More Tories join Wildrose
Former Finance Minister Lyle Oberg is not the only former Tory member to join the Wildrose Alliance. Perennial Edmonton PC nomination candidate Ian Crawford has also signed up for a Wildrose membership. Mr. Crawford, who last ran unsuccessfully for the PC nomination in Edmonton-Meadowlark against Raj Sherman and (now-Liberal Party executive) Debbie Cavaliere in 2007, is the son of former PC cabinet minister Neil Crawford.

Liberals tackle health care
The Liberals are without a long-term leader, but that has not stopped them from focusing on health care – an issue I believe could be their ticket back to relevance before the next election, especially while the Wildrose continues to push for increased privatization inside the health care system.

Gary Mar
Alberta’s representative in Washington DC, former cabinet minister Gary Mar, has been expected to announce his entry into the PC leadership contest for the past few weeks. Mr. Mar’s website domain name was registered by a supporter in January and he recently popped up on Facebook with a brand new profile page (I have sent in a friend request).

 

Gary Mar has joined Facebook (and Ted Morton ads).

AHS Chair joining PC contest?
Alberta Health Services Chairman Ken Hughes‘ name has been bandied around as a potential candidate for the PC leadership contest. The former PC MP and insurance industry executive has reportedly been testing the waters through phone polls over the past few weeks.

Immunity challenge
Raj Sherman, serious allegations, wants immunity.

Deputy Pastoor
Lethbridge-East MLA Bridget Pastoor replaced Edmonton-Centre MLA Laurie Blakeman as Deputy Leader of the Official Opposition this week. Ms. Blakeman, who is seeking the Liberal leadership, will continue in her other critic roles.

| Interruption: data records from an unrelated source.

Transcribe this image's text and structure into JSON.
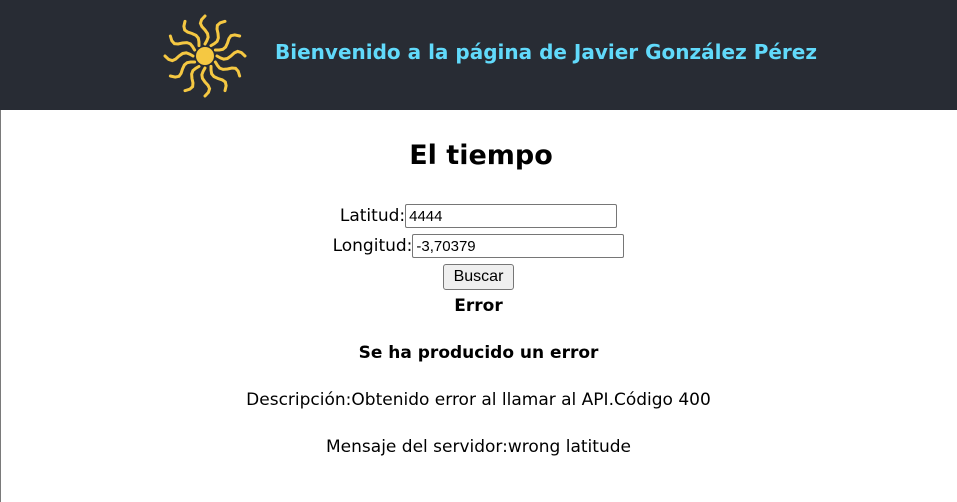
{
  "header": {
    "logo": "sun-logo",
    "title": "Bienvenido a la página de Javier González Pérez",
    "bg_color": "#282c34",
    "title_color": "#61dafb",
    "logo_color": "#f5c842"
  },
  "main": {
    "title": "El tiempo",
    "form": {
      "latitude_label": "Latitud:",
      "latitude_value": "4444",
      "longitude_label": "Longitud:",
      "longitude_value": "-3,70379",
      "search_label": "Buscar"
    },
    "error": {
      "heading": "Error",
      "subheading": "Se ha producido un error",
      "description_label": "Descripción:",
      "description_text": "Obtenido error al llamar al API.Código 400",
      "server_label": "Mensaje del servidor:",
      "server_text": "wrong latitude"
    }
  }
}
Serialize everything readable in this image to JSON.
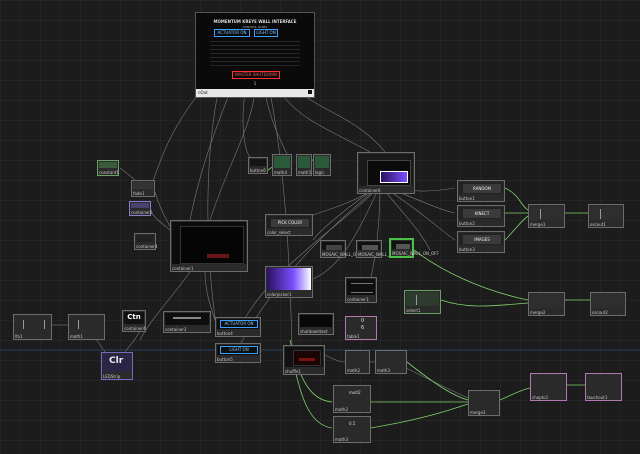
{
  "panel": {
    "title": "MOMENTUM KREYE WALL INTERFACE",
    "subtitle": "CONTROL PANEL",
    "actuator_label": "ACTUATOR ON",
    "light_label": "LIGHT ON",
    "master_label": "MASTER SHUTDOWN",
    "out_label": "nOut",
    "out_value": "1"
  },
  "nodes": {
    "constant1": "constant1",
    "fade1": "fade1",
    "container1": "container1",
    "container4": "container4",
    "container5": "container5",
    "button6": "button6",
    "math4": "math4",
    "math5": "math5",
    "logic": "logic",
    "container6": "container6",
    "container7": "container7",
    "container8": "container8",
    "container2": "container2",
    "container3": "container3",
    "button1": "button1",
    "button2": "button2",
    "button3": "button3",
    "button4": "button4",
    "button5": "button5",
    "merge1": "merge1",
    "merge2": "merge2",
    "merge3": "merge3",
    "select1": "select1",
    "select2": "select2",
    "oscout1": "oscout1",
    "oscout2": "oscout2",
    "shuffle1": "shuffle1",
    "math1": "math1",
    "math2": "math2",
    "math3": "math3",
    "table1": "table1",
    "lfo1": "lfo1",
    "chopto1": "chopto1",
    "touchout1": "touchout1",
    "colorpicker1": "colorpicker1",
    "ctn_label": "Ctn",
    "clr_label": "Clr",
    "clr_name": "LEDStrip",
    "random_label": "RANDOM",
    "kinect_label": "KINECT",
    "images_label": "IMAGES",
    "pick_color_label": "PICK COLOR",
    "pick_color_node": "color_select",
    "actuator_on": "ACTUATOR ON",
    "light_on": "LIGHT ON",
    "shutdowntext": "shutdowntext",
    "table_value": "0",
    "table_value2": "6",
    "mult_value": "mult2",
    "mult_value3": "0.5",
    "light_off_label": "MOSAIC_WALL_ON_OFF",
    "light_off_label2": "MOSAIC_WALL_ON_OFF",
    "light_off_label3": "MOSAIC_WALL_ON_OFF"
  },
  "colors": {
    "accent_blue": "#3aa0ff",
    "accent_red": "#ff3030",
    "wire_green": "#7fd36a",
    "wire_gray": "#8a8a8a",
    "purple_node": "#6a4fa0",
    "violet_gradient": "#5a2bd0"
  }
}
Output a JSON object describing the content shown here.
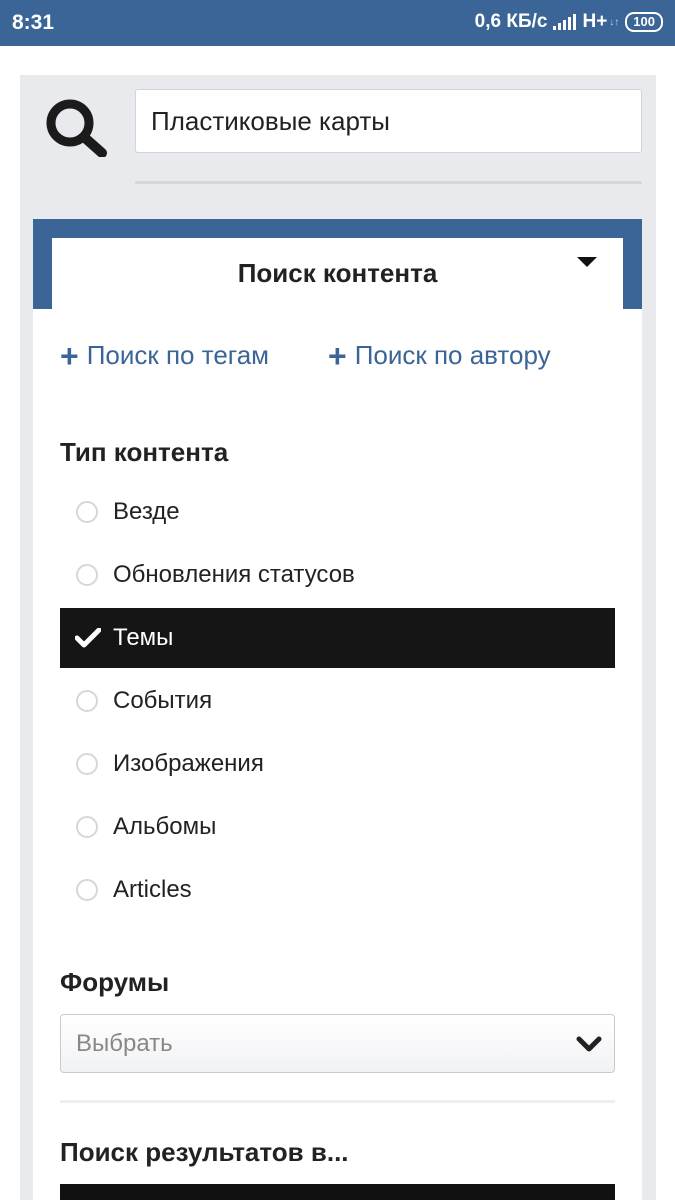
{
  "statusbar": {
    "time": "8:31",
    "speed": "0,6 КБ/с",
    "network": "H+",
    "network_sub": "↓↑",
    "battery": "100"
  },
  "search": {
    "value": "Пластиковые карты",
    "icon": "search-icon"
  },
  "panel": {
    "title": "Поиск контента",
    "links": [
      {
        "label": "Поиск по тегам"
      },
      {
        "label": "Поиск по автору"
      }
    ],
    "content_type": {
      "title": "Тип контента",
      "options": [
        {
          "label": "Везде",
          "selected": false
        },
        {
          "label": "Обновления статусов",
          "selected": false
        },
        {
          "label": "Темы",
          "selected": true
        },
        {
          "label": "События",
          "selected": false
        },
        {
          "label": "Изображения",
          "selected": false
        },
        {
          "label": "Альбомы",
          "selected": false
        },
        {
          "label": "Articles",
          "selected": false
        }
      ]
    },
    "forums": {
      "title": "Форумы",
      "placeholder": "Выбрать"
    },
    "search_results": {
      "title": "Поиск результатов в..."
    }
  },
  "colors": {
    "accent": "#3a6596",
    "selected_bg": "#151515"
  }
}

Nominations
I have updated the list of nominated and declared election candidates to include two PC MLAs who were nominated this week, PC leadership candidate and former Justice Minister Allison Redford was chosen as her party’s candidate in Calgary-Elbow at a nomination meeting this week. Ms. Redford was first elected in 2008, unseating Liberal MLA Craig Cheffins in a close-fought campaign. Elbow was represented by Ralph Klein from 1989 until his resignation in 2007, when Mr. Cheffins was elected in a by-election.

Red Deer-South PC MLA Cal Dallas won his party’s nomination in the constituency he was first elected to represent in 2008.

YouTube
The Calgary Herald has been posting a number of YouTube video interviews on their website. In this one, pollster Janet Brown offers some thoughts on the PC leadership contest:

Read more in the Alberta Politics Notes archive.

lyle oberg’s wildrose jump: connecting the dots.

Danielle Smith and Lyle Oberg at last night's Wildrose fundraising dinner in Edmonton. Photo via @wmcbeath.

Twelve years after he fired Trustee Danielle Smith by dissolving the Calgary Board of Education, former PC cabinet minister Lyle Oberg announced yesterday that he was joining the Wildrose Alliance and would be introducing Ms. Smith at her party’s fundraising dinner last night in Edmonton.

Attracting a high-profile Tory like Mr. Oberg is a public relations coup for the Wildrose, but it is not impossible to connect the dots that led to his decision. Mr. Oberg’s wife, Evelyn, works for Fort McMurray-Wood Buffalo Wildrose MLA Guy Boutilier and, in 2006, Mr. Boutilier was one of two PC MLAs who supported Mr. Oberg in his failed PC leadership bid (the other was Lesser Slave Lake PC MLA Pearl Calahasen).

Mr. Oberg served as Minister of various portfolios while Ralph Klein was Premier and was Finance Minister in Premier Ed Stelmach‘s first government from 2006 to 2008. After discovering that the real financial power rested not with the Finance Minister, but with Treasury Board President Lloyd Snelgrove, Mr. Oberg went out of his way to publicly contradict the Premier’s message on energy royalty review and a national securities regulator before announcing that he would not seek re-election in 2008.

Another former PC cabinet minister, Doug Main, was the Master of Ceremonies for last night’s fundraiser.

I thought that Premier Stelmach’s resignation announcement would have stemmed the flow of high-profile former PCs joining the Wildrose. I wonder who could be next?